In a recent Arizona Fall League game, Toronto Blue Jays pitching prospect Aaron Sanchez started against Minnesota Twins pitching prospect Alex Meyer. I have seen them face each other twice.
It was a game that may have foreshadowed future elite pitching matchups in the American League. On that beautiful November afternoon in Arizona, both Sanchez and Meyer served notice regarding their top-of-the-rotation potential. The two are similar in stature and pitching mechanics. Both use high-velocity fastballs to set up their quality secondary pitches.
Sanchez, who hails from Barstow, Calif., is 6-foot-4 and weighs 190 pounds, but in reality, the Blue Jays' No. 1 prospect could stand to add a bit more meat to his lanky frame.
Like quality baseball players in the current generation, Sanchez made a huge name for himself pitching in high school and on the summer travel team circuit. Prior to being selected by the Blue Jays, he went 7-0 with a 0.73 ERA while striking out 104 in 57 2/3 innings at Barstow High School. Sanchez also hit .403 with five home runs. In a word, he was dominant.
Scouts flocked to watch Sanchez pitch. He was selected by the Blue Jays as a compensation pick in the No. 34 slot of the 2010 First-Year Player Draft.
I have been watching Sanchez pitch for Salt River in this season's Arizona Fall League. The 21-year-old and fellow Blue Jays pitching teammate Marcus Stroman, who is the club's No. 3 prospect, have been extremely effective on the mound.
I admit I was less than impressed with the first start Sanchez made this fall. I was expecting better command and control than he delivered. Frankly, I think Sanchez was a bit rusty.

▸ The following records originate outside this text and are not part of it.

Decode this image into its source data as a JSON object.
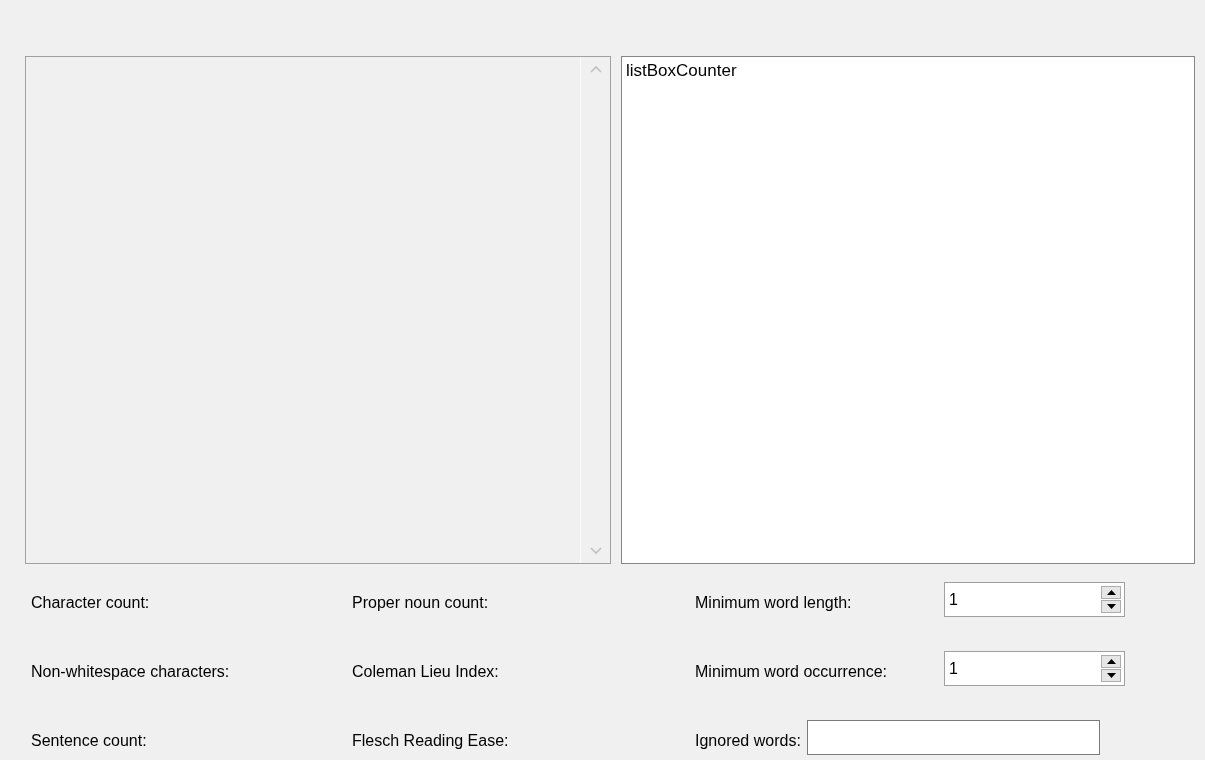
{
  "list_box": {
    "items": [
      "listBoxCounter"
    ]
  },
  "stats": [
    {
      "label": "Character count:"
    },
    {
      "label": "Proper noun count:"
    },
    {
      "label": "Non-whitespace characters:"
    },
    {
      "label": "Coleman Lieu Index:"
    },
    {
      "label": "Sentence count:"
    },
    {
      "label": "Flesch Reading Ease:"
    }
  ],
  "settings": [
    {
      "kind": "spinner",
      "label": "Minimum word length:",
      "value": "1"
    },
    {
      "kind": "spinner",
      "label": "Minimum word occurrence:",
      "value": "1"
    },
    {
      "kind": "text",
      "label": "Ignored words:"
    }
  ]
}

Fast-forward from that first start in early October to the first week in November, and Sanchez looked completely different. Sanchez had a good enough fall to be tabbed as the starting pitcher for the East team in the Arizona Fall League's Fall Stars Game in November. And it was a matchup of Sanchez and West starter Meyer.
Taking the mound with an aura of confidence, Sanchez is finding a rhythm and flow to his mechanics that have allowed him to throw strikes and induce swings and misses -- lots of swings and misses. Using a fastball that has hit 94 mph with regularity and an occasional 96 mph for good measure, Sanchez is now setting up hitters by using both corners and pitching up and down, changing eye levels with regularity.

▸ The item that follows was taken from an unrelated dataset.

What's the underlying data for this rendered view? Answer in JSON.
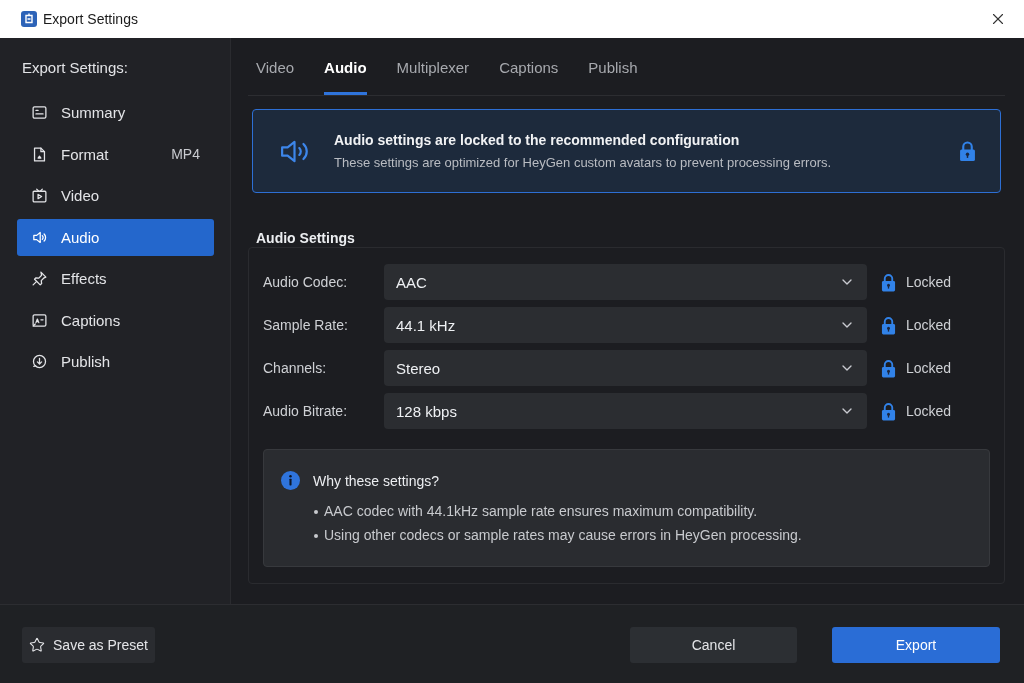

Sanchez is showing enough control and command of his high-velocity fastball that he is confident in "climbing the ladder" on the hitter and throwing his four-seam fastball in the hitter's eyes. Too tempted to lay off a pitch they can see, the hitters are regularly swinging through the pitch. It's a very effective weapon.
As if the high heat isn't enough, Sanchez is not shy about pitching inside. In fact, in the fifth inning of a recent game I saw, he hit a batter and rattled his own confidence as a result. The only blemish in Sanchez's five-inning no-hit performance was an error and that hit batsman.
Fluid and able to finish his pitches from an upright position on the mound, Sanchez shows a bit more struggle pitching from the stretch. Still too upright in my view, and not getting the advantage of pitching downhill, Sanchez is more tentative from the stretch.
Hitters really can't sit on the fastball with Sanchez on the mound. Once he feels the hitter has a certain comfort level, Sanchez busts a beautiful 77-78 mph curveball or a knee-buckling 87-mph changeup to alter the balance of the batter. His offspeed and secondary pitches are efficient and effective.
Having completed parts of four seasons as a professional, Sanchez pitched at Class A Advanced Dunedin this past season. He started 20 of 22 games in which he pitched, going 86 1/3 innings and yielding only 63 hits. Sanchez threw to a 3.34 ERA and a 1.19 WHIP. He walked an average of 4.2 batters and struck out an average of 7.8 batters per nine innings.
After throwing 256 Minor League innings, commanding his pitches will still be the single greatest challenge for Sanchez. If he is the pitcher I saw in the first start this fall, hitters will wait for their pitch and sit on the fastball. I don't see that happening.
I believe Sanchez can become a top-of-the-rotation starter if he can more frequently showcase the dominating take-charge demeanor and the smooth delivery I saw most recently.
Bernie Pleskoff has served as a professional scout for the Houston Astros and Seattle Mariners. Follow @BerniePleskoff; on Twitter.